EXERCISE :: Check each line of the entries below for the string "arrow" and state how many lines have it, with no other text.

Dataset excerpts

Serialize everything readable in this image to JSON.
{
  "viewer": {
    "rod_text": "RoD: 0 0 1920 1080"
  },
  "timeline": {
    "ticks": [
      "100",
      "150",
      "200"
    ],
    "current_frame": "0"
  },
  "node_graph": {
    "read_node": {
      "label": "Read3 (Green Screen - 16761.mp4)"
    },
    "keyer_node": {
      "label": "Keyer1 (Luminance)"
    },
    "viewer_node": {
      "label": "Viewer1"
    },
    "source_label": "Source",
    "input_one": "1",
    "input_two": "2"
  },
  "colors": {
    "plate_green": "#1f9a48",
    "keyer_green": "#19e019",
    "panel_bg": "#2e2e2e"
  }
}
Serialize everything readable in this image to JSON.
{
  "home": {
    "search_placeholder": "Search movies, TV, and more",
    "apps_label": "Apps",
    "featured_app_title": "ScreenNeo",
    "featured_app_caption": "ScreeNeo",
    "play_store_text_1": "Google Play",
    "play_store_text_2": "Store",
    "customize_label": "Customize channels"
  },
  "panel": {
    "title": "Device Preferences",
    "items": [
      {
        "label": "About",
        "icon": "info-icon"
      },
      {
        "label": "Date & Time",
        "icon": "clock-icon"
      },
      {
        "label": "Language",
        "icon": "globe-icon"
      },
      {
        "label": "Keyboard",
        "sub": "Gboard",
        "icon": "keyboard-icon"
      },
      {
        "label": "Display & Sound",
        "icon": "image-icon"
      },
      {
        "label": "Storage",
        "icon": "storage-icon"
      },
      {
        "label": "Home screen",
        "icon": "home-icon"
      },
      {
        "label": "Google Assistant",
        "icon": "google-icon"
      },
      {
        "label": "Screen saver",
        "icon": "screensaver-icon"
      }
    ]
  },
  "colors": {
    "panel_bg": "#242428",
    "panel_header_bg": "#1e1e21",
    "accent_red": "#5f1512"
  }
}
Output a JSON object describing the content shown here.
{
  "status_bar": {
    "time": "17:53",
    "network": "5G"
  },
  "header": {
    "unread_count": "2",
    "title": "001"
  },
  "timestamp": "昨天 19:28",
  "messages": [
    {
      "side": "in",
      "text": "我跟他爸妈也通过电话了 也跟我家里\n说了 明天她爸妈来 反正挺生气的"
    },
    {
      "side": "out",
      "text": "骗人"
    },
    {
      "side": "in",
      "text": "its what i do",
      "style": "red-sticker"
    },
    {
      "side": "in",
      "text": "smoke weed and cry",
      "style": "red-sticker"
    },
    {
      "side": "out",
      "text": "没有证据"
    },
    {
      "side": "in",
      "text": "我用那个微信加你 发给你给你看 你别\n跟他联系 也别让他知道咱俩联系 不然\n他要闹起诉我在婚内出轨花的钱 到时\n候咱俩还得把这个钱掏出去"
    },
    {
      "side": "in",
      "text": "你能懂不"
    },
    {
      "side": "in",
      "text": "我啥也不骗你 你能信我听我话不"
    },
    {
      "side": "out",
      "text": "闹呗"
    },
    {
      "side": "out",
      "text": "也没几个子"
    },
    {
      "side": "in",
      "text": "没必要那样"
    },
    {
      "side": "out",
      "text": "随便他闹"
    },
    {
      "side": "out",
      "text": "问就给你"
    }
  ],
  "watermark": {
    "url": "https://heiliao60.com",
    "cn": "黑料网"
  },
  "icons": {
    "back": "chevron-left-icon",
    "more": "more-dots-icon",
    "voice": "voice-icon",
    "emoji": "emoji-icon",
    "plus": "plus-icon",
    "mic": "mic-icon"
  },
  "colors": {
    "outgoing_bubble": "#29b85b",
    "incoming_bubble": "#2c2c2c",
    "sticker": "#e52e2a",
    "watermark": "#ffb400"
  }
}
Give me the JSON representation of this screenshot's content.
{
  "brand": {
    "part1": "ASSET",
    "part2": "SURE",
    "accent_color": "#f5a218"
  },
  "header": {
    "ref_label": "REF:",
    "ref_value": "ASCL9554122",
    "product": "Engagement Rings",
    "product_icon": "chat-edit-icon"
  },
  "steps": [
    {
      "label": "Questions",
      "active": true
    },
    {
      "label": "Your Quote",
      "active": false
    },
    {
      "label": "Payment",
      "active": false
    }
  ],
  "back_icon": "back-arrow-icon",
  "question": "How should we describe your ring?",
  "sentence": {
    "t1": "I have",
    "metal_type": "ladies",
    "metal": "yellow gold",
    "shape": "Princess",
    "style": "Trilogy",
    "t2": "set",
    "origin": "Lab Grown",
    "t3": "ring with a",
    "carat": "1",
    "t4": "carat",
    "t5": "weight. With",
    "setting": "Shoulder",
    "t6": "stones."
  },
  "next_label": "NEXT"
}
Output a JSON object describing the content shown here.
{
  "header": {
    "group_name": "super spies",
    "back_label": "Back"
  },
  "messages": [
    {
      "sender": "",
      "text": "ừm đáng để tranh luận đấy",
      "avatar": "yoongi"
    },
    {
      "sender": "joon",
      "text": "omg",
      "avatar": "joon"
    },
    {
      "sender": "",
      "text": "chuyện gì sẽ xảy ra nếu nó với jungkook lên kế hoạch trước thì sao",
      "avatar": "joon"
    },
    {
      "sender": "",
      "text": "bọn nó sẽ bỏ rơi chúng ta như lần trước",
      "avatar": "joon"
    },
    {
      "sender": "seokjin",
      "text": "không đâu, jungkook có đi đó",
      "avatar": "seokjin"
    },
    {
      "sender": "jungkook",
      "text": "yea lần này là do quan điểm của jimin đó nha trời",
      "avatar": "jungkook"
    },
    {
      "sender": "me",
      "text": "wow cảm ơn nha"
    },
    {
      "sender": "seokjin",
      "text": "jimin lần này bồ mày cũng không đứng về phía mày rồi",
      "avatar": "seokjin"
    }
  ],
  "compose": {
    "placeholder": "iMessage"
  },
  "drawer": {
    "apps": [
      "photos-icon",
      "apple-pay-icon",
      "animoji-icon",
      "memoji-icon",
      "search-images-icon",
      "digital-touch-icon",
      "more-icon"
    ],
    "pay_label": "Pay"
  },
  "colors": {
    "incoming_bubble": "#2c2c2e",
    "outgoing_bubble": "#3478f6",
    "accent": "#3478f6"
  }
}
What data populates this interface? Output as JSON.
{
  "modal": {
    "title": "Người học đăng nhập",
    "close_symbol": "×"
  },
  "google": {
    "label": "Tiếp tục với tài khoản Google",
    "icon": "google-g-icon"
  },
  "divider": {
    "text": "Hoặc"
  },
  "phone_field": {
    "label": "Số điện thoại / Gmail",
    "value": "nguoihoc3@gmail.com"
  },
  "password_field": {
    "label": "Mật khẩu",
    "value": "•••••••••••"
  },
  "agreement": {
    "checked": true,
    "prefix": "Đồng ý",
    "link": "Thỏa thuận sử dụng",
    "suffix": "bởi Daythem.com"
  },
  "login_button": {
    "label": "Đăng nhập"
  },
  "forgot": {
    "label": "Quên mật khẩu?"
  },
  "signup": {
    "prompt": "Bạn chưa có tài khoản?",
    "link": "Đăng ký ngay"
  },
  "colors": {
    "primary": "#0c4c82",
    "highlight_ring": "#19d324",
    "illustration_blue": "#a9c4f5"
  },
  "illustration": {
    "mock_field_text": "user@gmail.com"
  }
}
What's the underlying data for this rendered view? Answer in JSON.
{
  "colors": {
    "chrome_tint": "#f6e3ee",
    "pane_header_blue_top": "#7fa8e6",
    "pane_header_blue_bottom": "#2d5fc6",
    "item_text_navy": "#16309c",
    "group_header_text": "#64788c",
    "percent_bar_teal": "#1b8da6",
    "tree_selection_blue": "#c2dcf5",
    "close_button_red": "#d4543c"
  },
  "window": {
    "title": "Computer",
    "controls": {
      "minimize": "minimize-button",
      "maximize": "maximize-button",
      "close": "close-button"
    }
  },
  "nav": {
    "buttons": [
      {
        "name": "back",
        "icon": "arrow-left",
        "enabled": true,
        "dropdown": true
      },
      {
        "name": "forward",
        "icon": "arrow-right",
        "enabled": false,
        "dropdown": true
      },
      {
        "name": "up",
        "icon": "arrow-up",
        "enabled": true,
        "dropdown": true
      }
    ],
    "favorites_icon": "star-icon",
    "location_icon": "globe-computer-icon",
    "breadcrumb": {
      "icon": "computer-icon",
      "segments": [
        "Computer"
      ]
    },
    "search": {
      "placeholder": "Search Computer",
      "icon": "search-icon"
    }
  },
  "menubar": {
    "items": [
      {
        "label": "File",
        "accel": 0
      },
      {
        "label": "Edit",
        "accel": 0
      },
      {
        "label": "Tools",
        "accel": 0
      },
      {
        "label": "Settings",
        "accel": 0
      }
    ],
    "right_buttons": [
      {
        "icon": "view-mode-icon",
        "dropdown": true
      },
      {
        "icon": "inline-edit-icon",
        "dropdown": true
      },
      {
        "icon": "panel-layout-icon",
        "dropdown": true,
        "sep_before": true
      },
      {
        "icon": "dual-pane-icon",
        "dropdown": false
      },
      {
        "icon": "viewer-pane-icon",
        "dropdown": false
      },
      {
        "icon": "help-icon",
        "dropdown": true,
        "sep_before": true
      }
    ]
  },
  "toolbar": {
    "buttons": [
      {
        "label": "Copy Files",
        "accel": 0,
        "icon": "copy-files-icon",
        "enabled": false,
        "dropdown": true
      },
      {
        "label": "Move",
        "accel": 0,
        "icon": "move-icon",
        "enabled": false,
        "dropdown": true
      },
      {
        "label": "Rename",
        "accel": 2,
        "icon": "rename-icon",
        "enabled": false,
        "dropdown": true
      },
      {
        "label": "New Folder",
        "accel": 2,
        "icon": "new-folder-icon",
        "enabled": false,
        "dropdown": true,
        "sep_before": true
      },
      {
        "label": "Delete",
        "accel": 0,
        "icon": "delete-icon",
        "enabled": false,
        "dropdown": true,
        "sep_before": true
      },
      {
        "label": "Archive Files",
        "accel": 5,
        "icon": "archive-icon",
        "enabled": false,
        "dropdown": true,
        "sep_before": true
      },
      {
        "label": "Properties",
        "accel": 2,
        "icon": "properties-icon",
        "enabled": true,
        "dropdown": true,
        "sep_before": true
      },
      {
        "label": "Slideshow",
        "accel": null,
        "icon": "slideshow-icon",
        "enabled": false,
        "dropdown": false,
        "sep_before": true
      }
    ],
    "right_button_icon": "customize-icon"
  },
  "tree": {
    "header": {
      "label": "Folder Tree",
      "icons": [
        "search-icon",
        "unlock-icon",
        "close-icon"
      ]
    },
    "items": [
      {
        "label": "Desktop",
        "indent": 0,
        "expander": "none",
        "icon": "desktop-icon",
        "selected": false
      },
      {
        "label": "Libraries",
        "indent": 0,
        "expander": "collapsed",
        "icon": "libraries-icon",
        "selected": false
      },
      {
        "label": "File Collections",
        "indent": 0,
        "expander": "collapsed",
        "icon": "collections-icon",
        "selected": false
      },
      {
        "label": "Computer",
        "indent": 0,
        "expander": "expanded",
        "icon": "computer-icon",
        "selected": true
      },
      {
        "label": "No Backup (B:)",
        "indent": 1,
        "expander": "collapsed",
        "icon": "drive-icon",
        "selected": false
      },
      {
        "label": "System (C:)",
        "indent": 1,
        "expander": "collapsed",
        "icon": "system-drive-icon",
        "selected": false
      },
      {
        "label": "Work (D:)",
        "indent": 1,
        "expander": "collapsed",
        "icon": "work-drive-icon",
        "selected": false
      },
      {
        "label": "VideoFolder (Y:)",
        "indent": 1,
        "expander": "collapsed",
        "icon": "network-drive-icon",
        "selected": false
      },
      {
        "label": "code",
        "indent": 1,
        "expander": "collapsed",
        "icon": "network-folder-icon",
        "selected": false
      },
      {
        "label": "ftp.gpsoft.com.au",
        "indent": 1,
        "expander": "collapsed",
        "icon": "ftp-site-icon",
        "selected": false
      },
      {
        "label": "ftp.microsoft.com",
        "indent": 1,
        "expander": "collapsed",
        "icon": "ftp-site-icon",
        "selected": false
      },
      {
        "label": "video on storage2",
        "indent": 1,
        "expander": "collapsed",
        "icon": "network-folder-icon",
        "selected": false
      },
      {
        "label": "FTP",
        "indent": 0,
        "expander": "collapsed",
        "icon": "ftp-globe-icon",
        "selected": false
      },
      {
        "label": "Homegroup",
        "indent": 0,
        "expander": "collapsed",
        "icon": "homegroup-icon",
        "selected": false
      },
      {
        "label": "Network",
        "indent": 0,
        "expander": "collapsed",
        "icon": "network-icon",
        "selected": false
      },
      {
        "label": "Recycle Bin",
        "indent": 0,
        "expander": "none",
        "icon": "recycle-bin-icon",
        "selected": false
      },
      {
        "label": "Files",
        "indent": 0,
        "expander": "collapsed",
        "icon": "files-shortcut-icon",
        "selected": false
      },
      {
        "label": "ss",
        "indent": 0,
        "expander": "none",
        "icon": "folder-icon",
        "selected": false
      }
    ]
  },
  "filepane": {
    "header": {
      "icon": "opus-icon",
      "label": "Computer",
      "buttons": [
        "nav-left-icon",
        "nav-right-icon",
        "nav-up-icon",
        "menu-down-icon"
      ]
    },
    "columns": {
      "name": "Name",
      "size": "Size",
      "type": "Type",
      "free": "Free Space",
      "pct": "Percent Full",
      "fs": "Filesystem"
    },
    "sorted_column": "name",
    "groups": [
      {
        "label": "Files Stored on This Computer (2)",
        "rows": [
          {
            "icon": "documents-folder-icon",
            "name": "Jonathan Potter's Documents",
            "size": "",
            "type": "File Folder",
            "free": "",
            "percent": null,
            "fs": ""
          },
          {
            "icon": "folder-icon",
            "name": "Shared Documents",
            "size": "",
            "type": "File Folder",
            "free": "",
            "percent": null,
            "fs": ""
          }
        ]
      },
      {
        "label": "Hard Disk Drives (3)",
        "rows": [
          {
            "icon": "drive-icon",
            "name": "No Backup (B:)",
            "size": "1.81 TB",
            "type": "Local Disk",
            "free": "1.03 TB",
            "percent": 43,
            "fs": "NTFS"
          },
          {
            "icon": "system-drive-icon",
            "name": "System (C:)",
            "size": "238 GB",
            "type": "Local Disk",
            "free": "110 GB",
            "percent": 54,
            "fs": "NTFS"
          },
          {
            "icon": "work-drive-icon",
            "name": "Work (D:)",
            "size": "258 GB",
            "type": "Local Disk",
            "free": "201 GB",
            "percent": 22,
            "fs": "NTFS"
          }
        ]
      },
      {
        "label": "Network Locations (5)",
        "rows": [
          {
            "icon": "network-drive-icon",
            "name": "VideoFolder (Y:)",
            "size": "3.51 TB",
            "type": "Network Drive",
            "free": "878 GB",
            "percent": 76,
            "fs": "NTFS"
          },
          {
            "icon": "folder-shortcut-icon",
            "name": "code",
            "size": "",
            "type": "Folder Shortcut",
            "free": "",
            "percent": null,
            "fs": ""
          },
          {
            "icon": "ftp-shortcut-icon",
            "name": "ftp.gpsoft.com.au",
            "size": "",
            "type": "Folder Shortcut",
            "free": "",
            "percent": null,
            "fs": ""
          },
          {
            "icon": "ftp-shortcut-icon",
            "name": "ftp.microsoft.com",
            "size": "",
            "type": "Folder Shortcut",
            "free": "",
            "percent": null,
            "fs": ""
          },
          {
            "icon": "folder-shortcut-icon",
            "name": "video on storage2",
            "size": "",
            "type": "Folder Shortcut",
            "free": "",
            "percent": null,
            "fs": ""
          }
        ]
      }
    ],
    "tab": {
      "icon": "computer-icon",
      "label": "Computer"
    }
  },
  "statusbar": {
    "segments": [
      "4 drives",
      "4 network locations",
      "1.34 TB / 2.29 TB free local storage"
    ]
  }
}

SOLVED PROBLEM :: 4